Portrait of Bishop Richard Corbet by Sylvester Harding

Richard Corbet (or Corbett) (1582 – 28 July 1635) was an English bishop in the Church of England. He was also a poet of the metaphysical school who, although highly praised in his own lifetime, is relatively obscure today.


The son of a prominent nurseryman in Twickenham,[1] he was educated at Westminster School and Oxford, and entered the Church, in which he obtained many preferments, e.g. James I., in consideration of his “fine fancy and preaching,” made him one of the royal chaplains. In 1620 he became vicar of Stewkley, and in the same year was made dean of Christchurch, Oxford. He later became Bishop of Oxford (1628) and then Bishop of Norwich (1632).[2]

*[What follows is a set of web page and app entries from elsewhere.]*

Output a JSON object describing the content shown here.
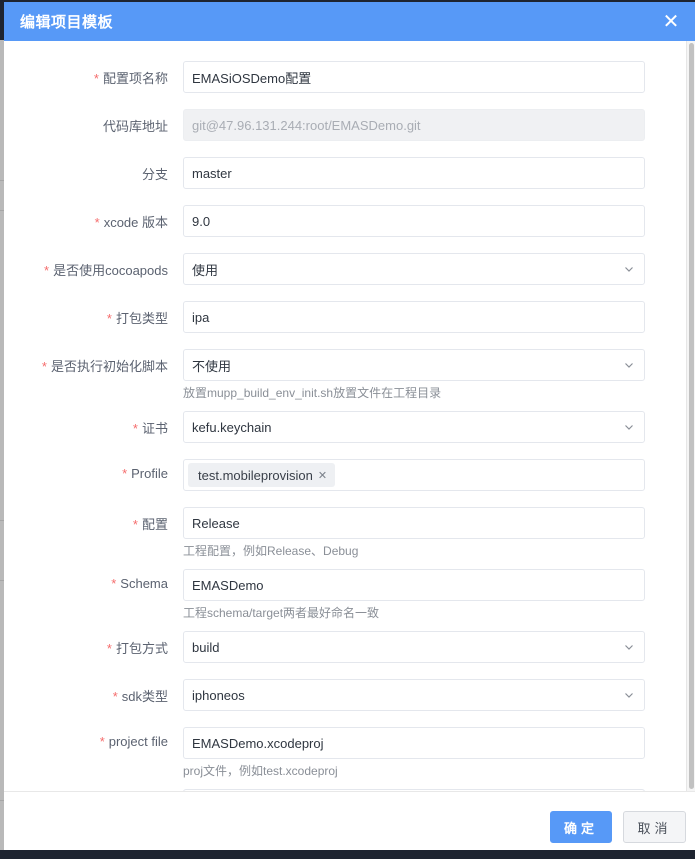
{
  "dialog": {
    "title": "编辑项目模板",
    "close_icon": "close-icon"
  },
  "form": {
    "required_mark": "*",
    "fields": [
      {
        "label": "配置项名称",
        "required": true,
        "type": "input",
        "value": "EMASiOSDemo配置"
      },
      {
        "label": "代码库地址",
        "required": false,
        "type": "input-disabled",
        "value": "git@47.96.131.244:root/EMASDemo.git"
      },
      {
        "label": "分支",
        "required": false,
        "type": "input",
        "value": "master"
      },
      {
        "label": "xcode 版本",
        "required": true,
        "type": "input",
        "value": "9.0"
      },
      {
        "label": "是否使用cocoapods",
        "required": true,
        "type": "select",
        "value": "使用"
      },
      {
        "label": "打包类型",
        "required": true,
        "type": "input",
        "value": "ipa"
      },
      {
        "label": "是否执行初始化脚本",
        "required": true,
        "type": "select",
        "value": "不使用",
        "hint": "放置mupp_build_env_init.sh放置文件在工程目录"
      },
      {
        "label": "证书",
        "required": true,
        "type": "select",
        "value": "kefu.keychain"
      },
      {
        "label": "Profile",
        "required": true,
        "type": "multiselect",
        "tags": [
          "test.mobileprovision"
        ]
      },
      {
        "label": "配置",
        "required": true,
        "type": "input",
        "value": "Release",
        "hint": "工程配置，例如Release、Debug"
      },
      {
        "label": "Schema",
        "required": true,
        "type": "input",
        "value": "EMASDemo",
        "hint": "工程schema/target两者最好命名一致"
      },
      {
        "label": "打包方式",
        "required": true,
        "type": "select",
        "value": "build"
      },
      {
        "label": "sdk类型",
        "required": true,
        "type": "select",
        "value": "iphoneos"
      },
      {
        "label": "project file",
        "required": true,
        "type": "input",
        "value": "EMASDemo.xcodeproj",
        "hint": "proj文件，例如test.xcodeproj"
      }
    ]
  },
  "footer": {
    "confirm_label": "确定",
    "cancel_label": "取消"
  },
  "colors": {
    "accent": "#5799f7",
    "required": "#f56c6c"
  }
}
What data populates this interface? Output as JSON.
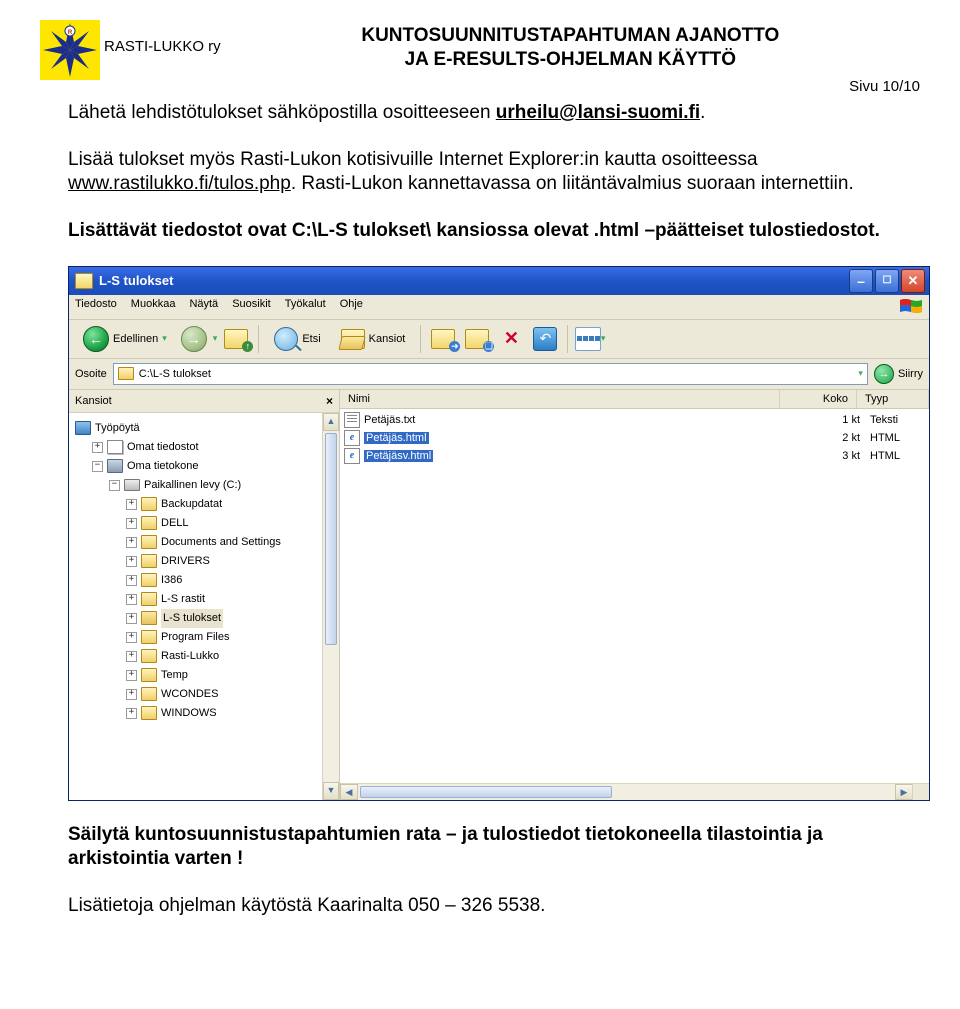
{
  "header": {
    "org": "RASTI-LUKKO ry",
    "title_line1": "KUNTOSUUNNITUSTAPAHTUMAN AJANOTTO",
    "title_line2": "JA E-RESULTS-OHJELMAN KÄYTTÖ",
    "page": "Sivu 10/10"
  },
  "body": {
    "p1a": "Lähetä lehdistötulokset sähköpostilla osoitteeseen ",
    "p1b": "urheilu@lansi-suomi.fi",
    "p1c": ".",
    "p2a": "Lisää tulokset myös Rasti-Lukon kotisivuille Internet Explorer:in kautta osoitteessa ",
    "p2b": "www.rastilukko.fi/tulos.php",
    "p2c": ". Rasti-Lukon kannettavassa on liitäntävalmius suoraan internettiin.",
    "p3": "Lisättävät tiedostot ovat C:\\L-S tulokset\\ kansiossa olevat .html –päätteiset tulostiedostot.",
    "p4": "Säilytä kuntosuunnistustapahtumien rata – ja tulostiedot tietokoneella tilastointia ja arkistointia varten !",
    "p5": "Lisätietoja ohjelman käytöstä Kaarinalta 050 – 326 5538."
  },
  "win": {
    "title": "L-S tulokset",
    "menu": [
      "Tiedosto",
      "Muokkaa",
      "Näytä",
      "Suosikit",
      "Työkalut",
      "Ohje"
    ],
    "toolbar": {
      "back": "Edellinen",
      "search": "Etsi",
      "folders": "Kansiot"
    },
    "addr_label": "Osoite",
    "addr_value": "C:\\L-S tulokset",
    "go": "Siirry",
    "left_header": "Kansiot",
    "tree": {
      "desktop": "Työpöytä",
      "mydocs": "Omat tiedostot",
      "mycomp": "Oma tietokone",
      "drive": "Paikallinen levy (C:)",
      "folders": [
        "Backupdatat",
        "DELL",
        "Documents and Settings",
        "DRIVERS",
        "I386",
        "L-S rastit",
        "L-S tulokset",
        "Program Files",
        "Rasti-Lukko",
        "Temp",
        "WCONDES",
        "WINDOWS"
      ],
      "selected": "L-S tulokset"
    },
    "cols": {
      "name": "Nimi",
      "size": "Koko",
      "type": "Tyyp"
    },
    "files": [
      {
        "name": "Petäjäs.txt",
        "size": "1 kt",
        "type": "Teksti",
        "icon": "txt",
        "sel": false
      },
      {
        "name": "Petäjäs.html",
        "size": "2 kt",
        "type": "HTML",
        "icon": "ie",
        "sel": true
      },
      {
        "name": "Petäjäsv.html",
        "size": "3 kt",
        "type": "HTML",
        "icon": "ie",
        "sel": true
      }
    ]
  }
}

Corbet was noted as a practical joker and considered rather scatter-brained. He was celebrated for his wit, which sometimes classed as buffoonery. Reportedly, he was to give a sermon before James I and was so entertained playing with a ring the King gave him that he forgot the sermon altogether.

He knew both John Donne and Ben Jonson. His poems, which are often mere doggerel, were not published until after his death. They include Journey to France, Iter Boreale, the account of a tour from Oxford to Newark, and the Farewell to the Fairies. He wrote numerous ballads, which he would also sing.

See also


  1. Twickenham', The Environs of London: volume 3: County of Middlesex (1795), pp. 558-604. URL:
  2. Chisholm 1911.

 Chisholm, Hugh, ed. (1911). [ "Corbet, Richard" ] Check |ws link in chapter= value (help). Encyclopædia Britannica (11th ed.). Cambridge University Press.<templatestyles src="Module:Citation/CS1/styles.css"></templatestyles>


  • Kenner, Hugh, ed. Seventeenth Century Poetry. New York: Rinehart Editions, 1964.
  • Corbett, Richard. Poems. J.A.W. Bennett and H. R. Trevor-Roper, eds. Oxford: Oxford UP, 1955.
Church of England titles
Preceded by
John Howson
Bishop of Oxford
Succeeded by
John Bancroft
Preceded by
Francis White
Bishop of Norwich
Succeeded by
Matthew Wren